Plastic Eating Fungi!
- 1 Post
Polyurethane – hard plastics. It is used in gaskets, shoes, hose pipes, and more. Plastic is choking the Earth, it is being strewn all over the land, and it takes 450 years just to start degrading.
I recently read a fantastic article that gave me tremendous hope and also reinforced the idea of the importance of biodiversity. Somewhere in the jungles of Ecuador, a group of students from Yale University, on their annual Rainforest Expedition and Laboratory, found a fungus that can feed on plastic!
The fungus, Pestalotiopsis microspora, can feed on polyurethane, the common plastic that dominates landfills and takes hundreds of years to decompose.
A student, Jonathan Russel, was able to isolate the enzyme used by the fungus to degrade the plastic.

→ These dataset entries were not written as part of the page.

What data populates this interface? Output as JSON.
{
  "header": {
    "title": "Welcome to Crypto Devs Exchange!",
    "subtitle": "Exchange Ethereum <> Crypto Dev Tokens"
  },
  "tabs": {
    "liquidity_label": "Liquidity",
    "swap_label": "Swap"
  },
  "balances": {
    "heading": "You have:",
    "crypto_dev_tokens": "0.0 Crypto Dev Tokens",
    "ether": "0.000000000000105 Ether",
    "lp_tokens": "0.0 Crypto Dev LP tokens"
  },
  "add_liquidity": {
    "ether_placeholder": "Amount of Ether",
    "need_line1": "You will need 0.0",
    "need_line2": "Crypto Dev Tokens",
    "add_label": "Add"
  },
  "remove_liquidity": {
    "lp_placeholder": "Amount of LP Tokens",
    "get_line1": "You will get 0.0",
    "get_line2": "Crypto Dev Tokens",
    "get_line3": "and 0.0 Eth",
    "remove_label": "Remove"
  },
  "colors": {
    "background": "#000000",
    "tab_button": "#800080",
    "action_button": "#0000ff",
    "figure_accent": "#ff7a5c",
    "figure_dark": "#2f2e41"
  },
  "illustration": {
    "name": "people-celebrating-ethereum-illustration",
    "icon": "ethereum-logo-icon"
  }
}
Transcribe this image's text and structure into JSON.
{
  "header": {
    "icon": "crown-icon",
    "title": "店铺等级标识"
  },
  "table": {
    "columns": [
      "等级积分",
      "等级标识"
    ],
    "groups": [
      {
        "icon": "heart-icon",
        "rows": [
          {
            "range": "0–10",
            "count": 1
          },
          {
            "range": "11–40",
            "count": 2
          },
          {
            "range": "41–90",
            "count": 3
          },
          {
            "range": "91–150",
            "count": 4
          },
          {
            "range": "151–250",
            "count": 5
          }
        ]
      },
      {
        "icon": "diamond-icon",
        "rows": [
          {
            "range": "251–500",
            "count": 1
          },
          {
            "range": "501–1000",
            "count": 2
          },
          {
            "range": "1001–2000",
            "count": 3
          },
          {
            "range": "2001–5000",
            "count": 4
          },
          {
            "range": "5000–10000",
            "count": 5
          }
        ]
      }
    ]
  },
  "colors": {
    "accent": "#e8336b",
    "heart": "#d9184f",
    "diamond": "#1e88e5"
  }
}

Not only can this fungus feed on polyurethane, it can do so in anaerobic conditions- which is an environment than does not have oxygen. This is what the conditions at the bottom of a landfill are like. The fungi digest the plastics without releasing carbon dioxide or monoxide, which is a major air polluting problem when plastics are burnt during disposal, making it an even more eco-friendly solution. The team has published their findings in “Applied and Environmental Microbiology”, follow this link to read more about it http://aem.asm.org/content/77/17/6076.full
These inspiring discoveries potentially help us solve one of the biggest environmental problems of our generation- the safe disposal of plastic. The discovery also highlights the importance of biodiversity – our world has such a vast potential of treasures not yet discovered, and if we destroy our forests and lands, a lot more than we can even imagine will be lost.